If you want to view a specific number of commands, you can type “history n”, where n is the number of commands you want to view. If you only want to view the last 100 commands that were executed, you would type “history 100”.

Use grep to find specific commands

The grep command is a powerful tool that can be used to search for specific patterns in files.You can use grep to search through your history file for a particular command.

For example, if you wanted to find all instances of the “ls” command in your history, you would type “grep ls ~/.bash_history”.This will print a list of all the lines in your history file that contain the “ls” command.

How to Increase Bash History Size in Ubuntu

Another possible difficulty with the history command is that it can take up a great deal of disk space if you do not have much disk space for your personal files. To prevent this from happening, you need to use three environment variables and they are HISTFILE, HISTFILESIZE, and HISTSIZE.

  • HISTFILE—/home/<username>/.bash_history
  • HISTSIZE—1000
  • The HISTFILE variable specifies the name and location of your Bash history .bash_history file.
  • The HISTFILESIZE specifies the maximum number of commands that can be stored in a history file..
  • The HISTSIZE variable specifies how many cached commands a shell session should store.

Once you outreach 1000 Ubuntu commands, the oldest commands will be abandoned as new ones are saved.

Let’s see one example. If HISTFILESIZE =2000, HISTSIZE=1000, you will get 1000 commands on the terminal when you run the history command but there are 2000 commands in the history file.

how to delete one command from history command in Ubuntu

To delete one command from your Bash history, you can use the history -d command. For example, if you want to delete the “ls” command from your history, you would get the line number of ls command and type “history -d line number” into the terminal. You can also use vi to delete the line that you want to delete from ~/.bash_history file.

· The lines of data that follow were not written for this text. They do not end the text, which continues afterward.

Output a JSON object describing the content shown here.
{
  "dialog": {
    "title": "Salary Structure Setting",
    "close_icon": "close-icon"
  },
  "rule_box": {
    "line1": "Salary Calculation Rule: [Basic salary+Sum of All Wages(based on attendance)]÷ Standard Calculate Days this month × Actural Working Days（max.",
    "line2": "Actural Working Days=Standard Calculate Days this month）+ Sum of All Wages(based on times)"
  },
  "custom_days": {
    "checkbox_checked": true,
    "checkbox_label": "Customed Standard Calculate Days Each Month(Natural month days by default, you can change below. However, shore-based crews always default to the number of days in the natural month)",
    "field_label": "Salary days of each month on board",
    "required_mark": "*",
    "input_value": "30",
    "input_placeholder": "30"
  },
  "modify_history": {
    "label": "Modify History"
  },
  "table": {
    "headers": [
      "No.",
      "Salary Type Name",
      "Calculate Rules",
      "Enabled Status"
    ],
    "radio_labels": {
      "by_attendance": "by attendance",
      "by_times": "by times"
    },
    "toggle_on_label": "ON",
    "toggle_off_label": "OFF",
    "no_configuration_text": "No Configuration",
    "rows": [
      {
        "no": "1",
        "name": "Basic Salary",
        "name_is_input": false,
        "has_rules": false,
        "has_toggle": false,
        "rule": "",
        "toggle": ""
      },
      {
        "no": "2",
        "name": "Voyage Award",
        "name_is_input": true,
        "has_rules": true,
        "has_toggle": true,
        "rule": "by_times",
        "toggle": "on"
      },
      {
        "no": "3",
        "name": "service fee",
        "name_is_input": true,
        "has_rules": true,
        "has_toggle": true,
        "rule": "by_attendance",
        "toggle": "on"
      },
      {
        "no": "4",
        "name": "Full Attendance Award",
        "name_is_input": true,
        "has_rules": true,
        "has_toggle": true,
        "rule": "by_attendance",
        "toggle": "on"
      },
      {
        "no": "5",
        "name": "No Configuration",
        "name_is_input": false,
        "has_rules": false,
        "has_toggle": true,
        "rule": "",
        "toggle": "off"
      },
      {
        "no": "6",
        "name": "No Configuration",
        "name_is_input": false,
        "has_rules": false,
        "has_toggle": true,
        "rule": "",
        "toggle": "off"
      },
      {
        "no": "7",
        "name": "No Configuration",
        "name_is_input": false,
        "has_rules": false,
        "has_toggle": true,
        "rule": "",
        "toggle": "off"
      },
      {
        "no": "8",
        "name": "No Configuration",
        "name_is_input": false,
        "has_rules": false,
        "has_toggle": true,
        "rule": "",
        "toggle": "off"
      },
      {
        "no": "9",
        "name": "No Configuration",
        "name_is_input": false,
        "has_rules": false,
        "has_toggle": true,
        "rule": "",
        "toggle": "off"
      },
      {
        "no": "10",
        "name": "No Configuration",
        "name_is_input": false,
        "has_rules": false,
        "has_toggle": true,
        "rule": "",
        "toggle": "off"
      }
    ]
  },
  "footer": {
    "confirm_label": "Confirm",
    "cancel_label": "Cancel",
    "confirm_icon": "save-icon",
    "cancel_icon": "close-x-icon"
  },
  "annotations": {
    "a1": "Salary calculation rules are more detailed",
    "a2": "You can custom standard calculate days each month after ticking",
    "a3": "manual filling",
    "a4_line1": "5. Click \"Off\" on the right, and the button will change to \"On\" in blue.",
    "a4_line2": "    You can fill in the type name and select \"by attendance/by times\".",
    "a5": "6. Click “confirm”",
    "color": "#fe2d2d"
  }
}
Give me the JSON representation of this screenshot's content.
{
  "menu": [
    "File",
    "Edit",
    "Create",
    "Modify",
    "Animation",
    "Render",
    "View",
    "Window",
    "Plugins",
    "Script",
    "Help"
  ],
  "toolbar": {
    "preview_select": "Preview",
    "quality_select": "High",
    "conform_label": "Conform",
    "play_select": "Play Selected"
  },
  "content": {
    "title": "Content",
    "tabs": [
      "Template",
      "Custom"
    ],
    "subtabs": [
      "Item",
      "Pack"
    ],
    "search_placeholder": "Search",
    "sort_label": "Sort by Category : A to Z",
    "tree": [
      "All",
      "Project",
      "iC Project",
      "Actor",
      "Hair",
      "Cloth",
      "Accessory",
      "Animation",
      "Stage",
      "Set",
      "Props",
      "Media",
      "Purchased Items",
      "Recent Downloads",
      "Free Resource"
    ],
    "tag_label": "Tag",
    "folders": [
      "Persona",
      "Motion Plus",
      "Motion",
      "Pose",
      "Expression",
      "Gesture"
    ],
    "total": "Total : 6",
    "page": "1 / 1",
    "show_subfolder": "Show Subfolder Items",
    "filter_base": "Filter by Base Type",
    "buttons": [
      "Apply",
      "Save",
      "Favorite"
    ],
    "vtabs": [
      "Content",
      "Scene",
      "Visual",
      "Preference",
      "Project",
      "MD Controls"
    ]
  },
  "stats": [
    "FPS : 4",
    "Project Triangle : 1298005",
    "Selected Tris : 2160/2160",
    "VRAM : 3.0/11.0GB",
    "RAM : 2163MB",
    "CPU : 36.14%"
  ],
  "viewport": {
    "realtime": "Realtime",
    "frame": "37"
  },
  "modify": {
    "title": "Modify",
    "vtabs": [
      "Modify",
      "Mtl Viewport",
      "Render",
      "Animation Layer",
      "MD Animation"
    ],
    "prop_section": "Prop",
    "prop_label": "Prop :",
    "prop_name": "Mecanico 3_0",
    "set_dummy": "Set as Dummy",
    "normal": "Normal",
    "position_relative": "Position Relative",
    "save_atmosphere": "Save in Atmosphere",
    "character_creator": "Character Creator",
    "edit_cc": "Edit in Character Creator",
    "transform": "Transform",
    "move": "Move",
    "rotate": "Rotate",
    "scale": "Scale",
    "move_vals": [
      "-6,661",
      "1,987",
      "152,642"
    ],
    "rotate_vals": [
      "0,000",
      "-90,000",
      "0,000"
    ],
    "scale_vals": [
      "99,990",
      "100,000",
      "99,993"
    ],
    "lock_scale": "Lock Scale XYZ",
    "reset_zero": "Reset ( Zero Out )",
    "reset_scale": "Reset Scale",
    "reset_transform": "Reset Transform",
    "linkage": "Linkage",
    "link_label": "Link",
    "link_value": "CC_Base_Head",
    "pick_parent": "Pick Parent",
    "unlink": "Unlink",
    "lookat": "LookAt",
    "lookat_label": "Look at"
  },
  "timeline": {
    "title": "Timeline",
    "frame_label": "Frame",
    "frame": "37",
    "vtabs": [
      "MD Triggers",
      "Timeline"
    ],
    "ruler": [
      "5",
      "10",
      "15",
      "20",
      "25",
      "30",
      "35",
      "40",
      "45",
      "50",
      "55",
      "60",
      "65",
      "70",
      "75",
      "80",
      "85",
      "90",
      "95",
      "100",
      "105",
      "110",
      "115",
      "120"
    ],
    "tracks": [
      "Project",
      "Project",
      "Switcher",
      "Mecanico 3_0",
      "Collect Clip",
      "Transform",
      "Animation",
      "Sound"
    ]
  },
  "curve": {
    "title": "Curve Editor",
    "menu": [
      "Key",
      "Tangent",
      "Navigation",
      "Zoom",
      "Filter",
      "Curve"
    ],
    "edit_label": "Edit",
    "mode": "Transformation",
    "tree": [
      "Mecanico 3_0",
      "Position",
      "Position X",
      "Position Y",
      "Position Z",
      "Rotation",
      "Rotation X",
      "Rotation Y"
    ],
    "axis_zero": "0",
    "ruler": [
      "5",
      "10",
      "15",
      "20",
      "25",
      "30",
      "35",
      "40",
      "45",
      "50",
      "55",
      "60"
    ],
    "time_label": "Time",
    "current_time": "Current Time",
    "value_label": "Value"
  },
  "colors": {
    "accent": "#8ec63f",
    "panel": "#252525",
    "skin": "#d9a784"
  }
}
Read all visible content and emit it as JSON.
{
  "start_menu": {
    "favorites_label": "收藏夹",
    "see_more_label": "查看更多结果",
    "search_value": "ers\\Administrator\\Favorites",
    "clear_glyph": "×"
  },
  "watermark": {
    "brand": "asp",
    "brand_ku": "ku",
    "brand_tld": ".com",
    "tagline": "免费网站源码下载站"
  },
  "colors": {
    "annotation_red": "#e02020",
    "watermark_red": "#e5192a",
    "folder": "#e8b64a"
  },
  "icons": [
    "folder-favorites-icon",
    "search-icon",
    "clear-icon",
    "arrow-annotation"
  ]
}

To clear the entire contents of the history file, execute history -c.

We hope you found these tips helpful! If you have any questions, feel free to leave a comment below. Thanks for reading!